Back in college, I was very involved in the student-run dance club on campus, not only as a dancer and choreographer, but as an officer in the club. My friends and I took our leadership roles very seriously, always looking for creative new opportunities to perform, ways to recruit new dancers, gimmicks to advertise our shows, offer more classes and club activities, and so on.
As passionate and dedicated as I was to the Colby Dancers, I remember dreading our weekly club meetings, and not because of the “boring” official business stuff (even at age 19 I had a deep appreciation for process and structure). The club officers would present our latest ideas about club events or improving our offerings, only to have the other members (who were good friends of ours!) point out a million reasons why our proposed changes wouldn’t work.
“I like that idea, but....”
Obviously, no one loves having their ideas shot down, but what actually bothered me was that no one would propose other, better ideas. We’d explain the rationale behind our ideas and the problems we were looking to improve, and ask for new suggestions, only to hear silence.
That was my first experience with the common group phenomenon I call the overeager nay-sayer.
I’m sure you’ve encountered this in your work: to facilitate a change, a few people (maybe the leadership team or a special working group) will propose ideas to solve a problem that is affecting a larger group. Often this problem is something that people have been complaining about for weeks or months. But once an idea is put forward, the nay-saying starts, the idea is tabled, and status quo is resumed. And no one is any better off.
“I really wish we could do something about ....”
I’ve since learned a great technique to introduce organizational change with minimal nay-saying: appreciate inquiry. The idea behind appreciate inquiry is that it’s much easier to get people on board for change and open to new ideas when you start the discussion with “what’s working well?” as opposed to “what’s not working?” You get people talking about what they like about the status quo, how the current method of doing things benefits them, and how you can expand on these positive aspects.
This strategy has two immediate benefits:
The group starts off in a good mood because you are talking about positive experiences and outcomes.
The earliest nuggets of ideas for improvement come from the group, and these organic, spontaneous suggestions are less threatening than proposed, fully formed ideas that came from an authority (whether real or perceived).

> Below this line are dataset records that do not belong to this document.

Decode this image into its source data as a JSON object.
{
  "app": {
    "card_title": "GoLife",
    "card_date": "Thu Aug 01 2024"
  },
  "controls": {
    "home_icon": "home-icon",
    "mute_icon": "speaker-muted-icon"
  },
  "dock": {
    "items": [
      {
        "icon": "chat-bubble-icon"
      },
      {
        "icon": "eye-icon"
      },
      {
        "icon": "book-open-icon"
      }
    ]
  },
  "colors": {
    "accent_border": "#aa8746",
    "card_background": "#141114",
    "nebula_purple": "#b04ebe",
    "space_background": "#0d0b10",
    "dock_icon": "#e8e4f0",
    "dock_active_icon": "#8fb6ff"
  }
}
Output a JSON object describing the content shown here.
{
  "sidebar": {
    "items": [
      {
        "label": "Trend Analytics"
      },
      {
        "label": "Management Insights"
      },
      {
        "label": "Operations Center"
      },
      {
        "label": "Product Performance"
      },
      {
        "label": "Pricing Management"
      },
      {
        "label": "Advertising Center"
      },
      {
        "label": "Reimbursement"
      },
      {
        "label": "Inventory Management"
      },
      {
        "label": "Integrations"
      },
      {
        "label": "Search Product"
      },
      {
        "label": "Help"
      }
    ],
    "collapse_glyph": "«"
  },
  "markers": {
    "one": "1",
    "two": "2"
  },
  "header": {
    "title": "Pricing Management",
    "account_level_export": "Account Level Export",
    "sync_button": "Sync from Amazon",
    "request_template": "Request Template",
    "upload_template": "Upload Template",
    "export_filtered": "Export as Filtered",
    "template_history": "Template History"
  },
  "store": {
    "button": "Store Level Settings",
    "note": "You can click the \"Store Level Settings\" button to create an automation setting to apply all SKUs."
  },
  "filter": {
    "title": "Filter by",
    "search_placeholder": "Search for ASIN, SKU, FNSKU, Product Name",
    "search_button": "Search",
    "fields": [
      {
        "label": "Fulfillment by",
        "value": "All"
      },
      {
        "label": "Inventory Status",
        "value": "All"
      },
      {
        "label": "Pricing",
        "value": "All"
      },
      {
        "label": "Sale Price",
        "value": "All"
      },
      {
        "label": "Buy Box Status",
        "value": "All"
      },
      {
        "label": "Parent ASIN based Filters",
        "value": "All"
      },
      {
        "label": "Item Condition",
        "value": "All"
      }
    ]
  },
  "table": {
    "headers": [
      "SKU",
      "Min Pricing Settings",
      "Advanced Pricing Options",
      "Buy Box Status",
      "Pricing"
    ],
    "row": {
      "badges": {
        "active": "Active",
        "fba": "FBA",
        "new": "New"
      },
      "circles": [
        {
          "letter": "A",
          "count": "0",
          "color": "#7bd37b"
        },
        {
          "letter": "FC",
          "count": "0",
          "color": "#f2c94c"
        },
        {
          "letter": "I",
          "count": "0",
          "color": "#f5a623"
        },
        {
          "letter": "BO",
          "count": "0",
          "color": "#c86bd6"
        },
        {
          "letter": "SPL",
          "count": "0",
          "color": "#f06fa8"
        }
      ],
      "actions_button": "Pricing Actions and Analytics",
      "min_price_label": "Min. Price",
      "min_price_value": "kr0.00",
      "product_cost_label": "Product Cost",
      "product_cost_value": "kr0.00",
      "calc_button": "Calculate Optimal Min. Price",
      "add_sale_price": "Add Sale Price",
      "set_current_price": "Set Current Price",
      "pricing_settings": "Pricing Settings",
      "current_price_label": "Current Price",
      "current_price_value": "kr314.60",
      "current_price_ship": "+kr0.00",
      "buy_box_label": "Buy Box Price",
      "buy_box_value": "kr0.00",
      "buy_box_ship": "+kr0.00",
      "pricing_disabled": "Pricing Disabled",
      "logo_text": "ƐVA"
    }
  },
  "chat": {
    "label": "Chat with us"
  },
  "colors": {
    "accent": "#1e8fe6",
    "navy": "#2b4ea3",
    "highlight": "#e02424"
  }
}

The great thing about appreciate inquiry is that often the conversation about what’s good indirectly highlights what’s not-so-good, since they are two sides of the same coin. Then you can get consensus on how and why change would help everyone, and you can start narrowing down the options and plan a course of action. I wish I knew about appreciative inquiry back in my college days. We could have danced our way to organizational change much more effectively.